- Health conditions. Several health conditions can slow weight loss to a crawl. Hypothyroidism can slow down your metabolism. Polycystic ovary syndrome (PCOS) increases insulin resistance in women and increases hormones that cause fat buildup around the stomach. Women are also prone to lipedema, a condition that causes stubborn fat to cling to the hips and thighs. Metabolic syndrome can affect men and women alike. It’s characterized by increased blood sugar, abnormal cholesterol or triglycerides levels, high blood pressure, and fat accumulation around the waist.
- Certain medications.

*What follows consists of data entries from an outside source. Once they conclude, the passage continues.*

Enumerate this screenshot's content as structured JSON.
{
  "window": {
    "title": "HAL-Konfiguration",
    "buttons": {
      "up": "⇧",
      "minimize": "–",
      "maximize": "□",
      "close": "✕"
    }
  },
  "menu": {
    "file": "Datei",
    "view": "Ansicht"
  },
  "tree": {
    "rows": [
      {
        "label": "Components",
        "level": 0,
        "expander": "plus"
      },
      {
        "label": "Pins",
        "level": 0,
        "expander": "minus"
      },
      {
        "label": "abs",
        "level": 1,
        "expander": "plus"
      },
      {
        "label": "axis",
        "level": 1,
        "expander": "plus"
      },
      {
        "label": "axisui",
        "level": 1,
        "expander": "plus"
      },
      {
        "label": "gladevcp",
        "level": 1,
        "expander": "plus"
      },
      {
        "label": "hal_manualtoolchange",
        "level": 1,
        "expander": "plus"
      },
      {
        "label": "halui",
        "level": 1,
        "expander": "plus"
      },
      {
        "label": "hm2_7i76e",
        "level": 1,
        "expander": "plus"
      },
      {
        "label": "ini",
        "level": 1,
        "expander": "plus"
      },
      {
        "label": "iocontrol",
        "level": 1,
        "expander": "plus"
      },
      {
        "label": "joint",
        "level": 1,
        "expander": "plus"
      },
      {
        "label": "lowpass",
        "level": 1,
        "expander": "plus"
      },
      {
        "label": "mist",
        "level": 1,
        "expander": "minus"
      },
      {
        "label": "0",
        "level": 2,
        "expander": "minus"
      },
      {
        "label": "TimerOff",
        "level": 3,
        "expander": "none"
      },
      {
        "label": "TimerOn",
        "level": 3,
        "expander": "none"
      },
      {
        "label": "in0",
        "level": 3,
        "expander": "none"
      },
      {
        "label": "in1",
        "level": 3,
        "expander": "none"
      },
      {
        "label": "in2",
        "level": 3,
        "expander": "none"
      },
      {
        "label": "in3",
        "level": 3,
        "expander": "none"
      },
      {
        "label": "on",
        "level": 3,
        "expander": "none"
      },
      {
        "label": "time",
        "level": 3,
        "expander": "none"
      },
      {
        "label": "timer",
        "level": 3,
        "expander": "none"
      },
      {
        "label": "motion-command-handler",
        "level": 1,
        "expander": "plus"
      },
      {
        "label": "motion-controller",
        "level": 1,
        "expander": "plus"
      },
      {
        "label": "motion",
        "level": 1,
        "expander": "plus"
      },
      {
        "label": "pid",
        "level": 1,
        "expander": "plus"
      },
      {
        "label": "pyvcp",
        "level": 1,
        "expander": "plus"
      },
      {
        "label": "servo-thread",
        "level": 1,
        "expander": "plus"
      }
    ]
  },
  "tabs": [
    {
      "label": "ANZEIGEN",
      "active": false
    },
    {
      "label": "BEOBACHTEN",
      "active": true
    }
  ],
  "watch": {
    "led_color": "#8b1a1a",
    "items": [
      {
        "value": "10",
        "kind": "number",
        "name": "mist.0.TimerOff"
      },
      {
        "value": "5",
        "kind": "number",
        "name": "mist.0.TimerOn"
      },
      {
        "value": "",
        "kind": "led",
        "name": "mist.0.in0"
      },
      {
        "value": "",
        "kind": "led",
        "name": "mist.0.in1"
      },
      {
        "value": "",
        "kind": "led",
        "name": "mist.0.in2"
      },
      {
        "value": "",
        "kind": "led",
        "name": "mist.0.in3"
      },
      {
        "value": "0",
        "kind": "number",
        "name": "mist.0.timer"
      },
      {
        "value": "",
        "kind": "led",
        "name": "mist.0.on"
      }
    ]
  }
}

Some health conditions don’t cause weight gain per se, but the treatment for those conditions might. Any illness or disease that requires corticosteroids can lead to weight gain. Certain anti-depressants and anxiety medications have a strong correlation with weight gain as well. Diabetes medications and certain antihistamines can also contribute to weight gain. These medications increase appetite and hunger.
- A history of yo-yo dieting. People who lose and regain weight often, better known as yo-yo dieting, may struggle harder to lose weight with each subsequent attempt. The body changes how it stores fat after prolonged calorie deprivation. Many crash diets aren’t sustainable, as they call for too few calories. These diets promote rapid weight loss at first, but the body adjusts to the insufficient nutrition by slowing the metabolism. Once the individual resumes eating a normal diet, their body holds onto the fat in the event of another calorie decrease in the future.
- Age. Losing weight becomes much more challenging with age, particularly for women. Even women who’ve never had problems maintaining their weight may notice the scale creeping upward despite no changes to their diet and exercise routine. Menopause also causes significant hormone fluctuations that lead to weight gain, which is harder to lose than typical weight gain.
- Genetics. Your genetic makeup can predispose you to have a slower metabolism and a penchant for gaining hard-to-lose weight. Your genes can cause hormonal imbalance as well, leading to many of the health conditions mentioned above.
- Unbalanced diet. Tracking your calories is a significant part of weight loss, but the kinds of calories you consume matter as well. For instance, you can put yourself into a slight calorie deficit to lose weight over time. However, if you’re consuming mostly unhealthy foods, you aren’t getting the nutrients you need. Macronutrients also play a role in weight loss. The body burns more calories to digest proteins compared to carbs and fats. Proteins and carbs pack less of a calorie punch at 4 calories per gram compared to 9 calories per fat gram.
A variety of factors influence your ability to lose weight. While you can control lifestyle factors like diet and exercise, it’s much harder to work against genetics, medications, and medical conditions. Schedule an appointment to learn how bariatric surgery can help you reach your weight loss goals.